MINNEAPOLIS (AP) — Aliyah Boston dominated women's college basketball on both ends of the court this season.
The junior forward helped South Carolina go wire-to-wire as the No. 1 team in the country, putting up an SEC-record 27 consecutive double-doubles, and she has helped put the Gamecocks two wins away from the program's second national championship.
Boston was honored as The Associated Press women's basketball player of the year on Thursday. She is the second player from South Carolina to be recognized with the award, joining former Gamecocks great A'ja Wilson.
“Not often do you get the complete package. I think this recognition is for what she was able to do on both sides of the ball,” South Carolina coach Dawn Staley said. “The player of the year is usually for offensive-minded people who think that when you put the ball in the hole, you should be bestowed the player of the year.
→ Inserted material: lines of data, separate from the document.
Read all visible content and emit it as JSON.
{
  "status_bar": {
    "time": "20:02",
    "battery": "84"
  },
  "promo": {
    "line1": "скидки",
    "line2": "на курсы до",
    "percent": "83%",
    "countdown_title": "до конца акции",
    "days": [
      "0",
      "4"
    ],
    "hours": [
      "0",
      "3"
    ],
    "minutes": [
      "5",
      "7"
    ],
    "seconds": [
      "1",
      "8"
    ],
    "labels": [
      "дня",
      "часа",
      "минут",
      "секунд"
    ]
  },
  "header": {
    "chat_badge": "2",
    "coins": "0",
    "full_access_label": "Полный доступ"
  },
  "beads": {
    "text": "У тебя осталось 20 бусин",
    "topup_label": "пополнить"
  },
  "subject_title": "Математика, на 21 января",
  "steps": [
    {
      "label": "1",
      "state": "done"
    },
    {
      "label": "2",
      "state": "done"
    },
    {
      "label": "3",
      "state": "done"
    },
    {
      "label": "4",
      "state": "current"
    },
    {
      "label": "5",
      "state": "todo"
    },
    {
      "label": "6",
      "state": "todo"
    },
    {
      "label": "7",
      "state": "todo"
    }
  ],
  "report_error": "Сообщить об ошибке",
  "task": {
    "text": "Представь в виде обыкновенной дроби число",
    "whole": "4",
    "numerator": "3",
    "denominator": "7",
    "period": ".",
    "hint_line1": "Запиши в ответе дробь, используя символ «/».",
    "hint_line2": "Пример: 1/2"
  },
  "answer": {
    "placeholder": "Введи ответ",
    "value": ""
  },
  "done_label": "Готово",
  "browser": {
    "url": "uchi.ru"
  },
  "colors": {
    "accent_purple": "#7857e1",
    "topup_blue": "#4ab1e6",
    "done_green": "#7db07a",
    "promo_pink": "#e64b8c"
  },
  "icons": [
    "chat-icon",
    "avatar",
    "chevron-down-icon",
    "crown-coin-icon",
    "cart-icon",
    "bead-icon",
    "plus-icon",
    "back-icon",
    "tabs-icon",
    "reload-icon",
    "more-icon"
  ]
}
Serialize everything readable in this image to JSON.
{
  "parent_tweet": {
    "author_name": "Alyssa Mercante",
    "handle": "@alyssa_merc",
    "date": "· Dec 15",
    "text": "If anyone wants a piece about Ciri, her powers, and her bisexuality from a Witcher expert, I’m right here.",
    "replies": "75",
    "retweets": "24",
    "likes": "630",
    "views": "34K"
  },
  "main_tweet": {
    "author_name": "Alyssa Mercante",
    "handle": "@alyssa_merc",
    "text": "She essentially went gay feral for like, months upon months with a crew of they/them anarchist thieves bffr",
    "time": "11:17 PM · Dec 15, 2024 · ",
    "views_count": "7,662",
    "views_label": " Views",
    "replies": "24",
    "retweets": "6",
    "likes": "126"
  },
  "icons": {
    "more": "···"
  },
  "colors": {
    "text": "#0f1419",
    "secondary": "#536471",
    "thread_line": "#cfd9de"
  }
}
She’s the full package. Every single day.”
Boston's parents and aunt as well as the entire South Carolina team were in the audience of the ceremony that also honored AP Coach of the Year Kim Mulkey.
“Coming into this year I said in the back of my mind I wanted to change the narrative this year about women's basketball," Boston said. "To get this award means a lot and I can't wait to do more in the future.”
Boston received 23 votes from the 30-member national media panel that votes weekly for the AP Top 25. Iowa's Caitlin Clark received six votes and Baylor's NaLyssa Smith got one.
Boston averaged 16.8 points, 12 rebounds and 2.6 blocks this year.
“I think Aliyah is so unselfish that she’s not very comfortable taking over basketball games,” Staley said. “She doesn’t want to be seen by her teammates as selfish and chasing numbers."
Boston's parents surprised the unanimous first-team AP All-American with the news on Zoom that she had won the award.
“I'm in shock, I got the chills,” Boston said to her parents on the call.
Staley said that Boston is one of the hardest workers on the team.
“Young people will follow anyone, good or bad,” the coach said. “Aliyah has tbe personality where you’d follow her because of how hard she works, how unselfish she is, how giving she is. When it’s time to make plays she delivers. She’s a leader to follow for all the right reasons.”
More AP coverage of March Madness: https://apnews.com/hub/march-madness and https://apnews.com/hub/womens-college-basketball and https://twitter.com/AP_Top25